"The real important thing here is to get people talking," Hall said about the Army’s program.

In addition to programs such as NCO Suicide Prevention training, the Marines — like the Army — are addressing the issue by trying to help troops get over the stigma of seeking help.

"We are really trying to bust through that stigma. This isn’t a career-ender," Werbel said.

"The career ender could be not getting help."

Friday, October 09, 2009

September Suicide Statistics from DoD

The Army today released suicide data for the month of September. Among active-duty soldiers, there were seven potential suicides. One has been confirmed as a suicide, and six are pending determination of the manner of death. For August, the Army reported 11 potential suicides among active-duty soldiers. Since the release of that report, four have been confirmed as suicides and seven remain under investigation.

There were 117 reported active-duty Army suicides from January 2009 through September 2009. Of those, 81 have been confirmed, and 36 are pending determination of manner of death. For the same period in 2008, there were 103 suicides among active-duty soldiers.

During September 2009, among reserve component soldiers who were not on active duty, there were seven potential suicides. Among that same group, from January 2009 through September 2009, there were 35 confirmed suicides. Twenty-five potential suicides are currently under investigation to determine the manner of death. For the same period in 2008, there were 40 suicides among reserve soldiers who were not on active duty.

Over the past year, the Army has engaged in a sustained effort to reduce the rate of suicide within its ranks. This effort has included an Army-wide suicide prevention stand-down and chain teach for every soldier; the implementation of the Army Campaign Plan for Health Promotion, Risk Reduction and Suicide Prevention; the establishment of both a Suicide Prevention Task Force and Suicide Prevention Council; a long-term partnership with the National Institute of Mental Health to carry out the largest ever study of suicide and behavioral health among military personnel; and more than 160 specific improvements to Army suicide prevention policies, doctrine, training and resources.

"Whether it's additional resources, improved training or ensuring those in our Army community can readily identify the warning signs of suicidal behavior, all our efforts often come down to one soldier caring enough about another soldier to step in when they see something wrong, " said Brig. Gen. Colleen McGuire, Director, Army Suicide Prevention Task Force. "Soldiers will be willing to do that if they know help is available, if they believe there is no stigma attached to asking for that help, and if they are certain that Army leaders remain absolutely committed to the resiliency of our entire Army Family."
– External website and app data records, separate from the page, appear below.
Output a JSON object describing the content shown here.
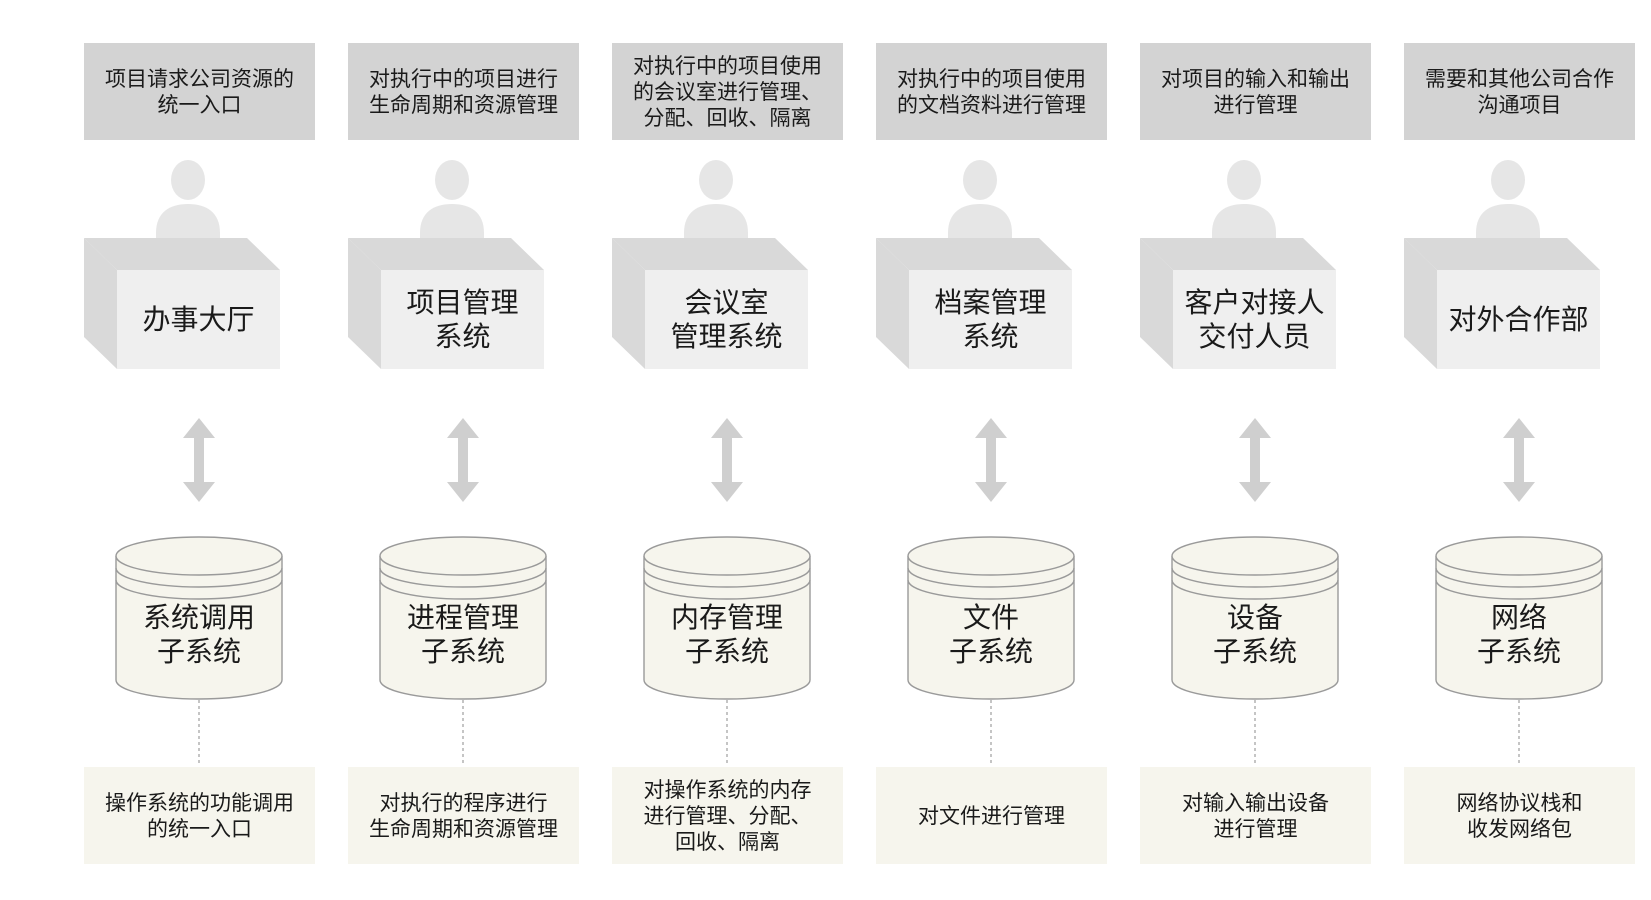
{
  "columns": [
    {
      "top_note": "项目请求公司资源的\n统一入口",
      "desk": "办事大厅",
      "database": "系统调用\n子系统",
      "bottom_note": "操作系统的功能调用\n的统一入口"
    },
    {
      "top_note": "对执行中的项目进行\n生命周期和资源管理",
      "desk": "项目管理\n系统",
      "database": "进程管理\n子系统",
      "bottom_note": "对执行的程序进行\n生命周期和资源管理"
    },
    {
      "top_note": "对执行中的项目使用\n的会议室进行管理、\n分配、回收、隔离",
      "desk": "会议室\n管理系统",
      "database": "内存管理\n子系统",
      "bottom_note": "对操作系统的内存\n进行管理、分配、\n回收、隔离"
    },
    {
      "top_note": "对执行中的项目使用\n的文档资料进行管理",
      "desk": "档案管理\n系统",
      "database": "文件\n子系统",
      "bottom_note": "对文件进行管理"
    },
    {
      "top_note": "对项目的输入和输出\n进行管理",
      "desk": "客户对接人\n交付人员",
      "database": "设备\n子系统",
      "bottom_note": "对输入输出设备\n进行管理"
    },
    {
      "top_note": "需要和其他公司合作\n沟通项目",
      "desk": "对外合作部",
      "database": "网络\n子系统",
      "bottom_note": "网络协议栈和\n收发网络包"
    }
  ],
  "colors": {
    "top_note_bg": "#d3d3d3",
    "bottom_note_bg": "#f6f5ed",
    "desk_front": "#efefef",
    "desk_side": "#d9d9d9",
    "person": "#e6e6e6",
    "arrow": "#cfcfcf",
    "database_fill": "#f6f5ed",
    "database_stroke": "#9a9a9a"
  }
}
Soldiers and families in need of crisis assistance can contact Military OneSource or the Defense Center of Excellence (DCOE) for Psychological Health and Traumatic Brain Injury Outreach Center. Trained consultants are available from both organizations 24 hours a day, seven days a week, 365 days a year.

The Military OneSource toll-free number for those residing in the continental U.S. is 1-800-342-9647, their Web site address is

Overseas personnel should refer to the Military OneSource Web site for dialing instructions for their specific location.

The DCOE Outreach Center can be contacted at 1-866-966-1020, via electronic mail at and at .

The Army's most current suicide prevention information is located at .

verbatim: Department of Defense Announcement

Tuesday, October 06, 2009

Navy Report Ignores Sailor's Suicide

Youth Radio reports on the 2007 death of Chief Petty Officer, Jennifer Valdivia.

Click here to read the article.

NPR summary of the hazing/abuse case which resulted in Valdivia's suicide.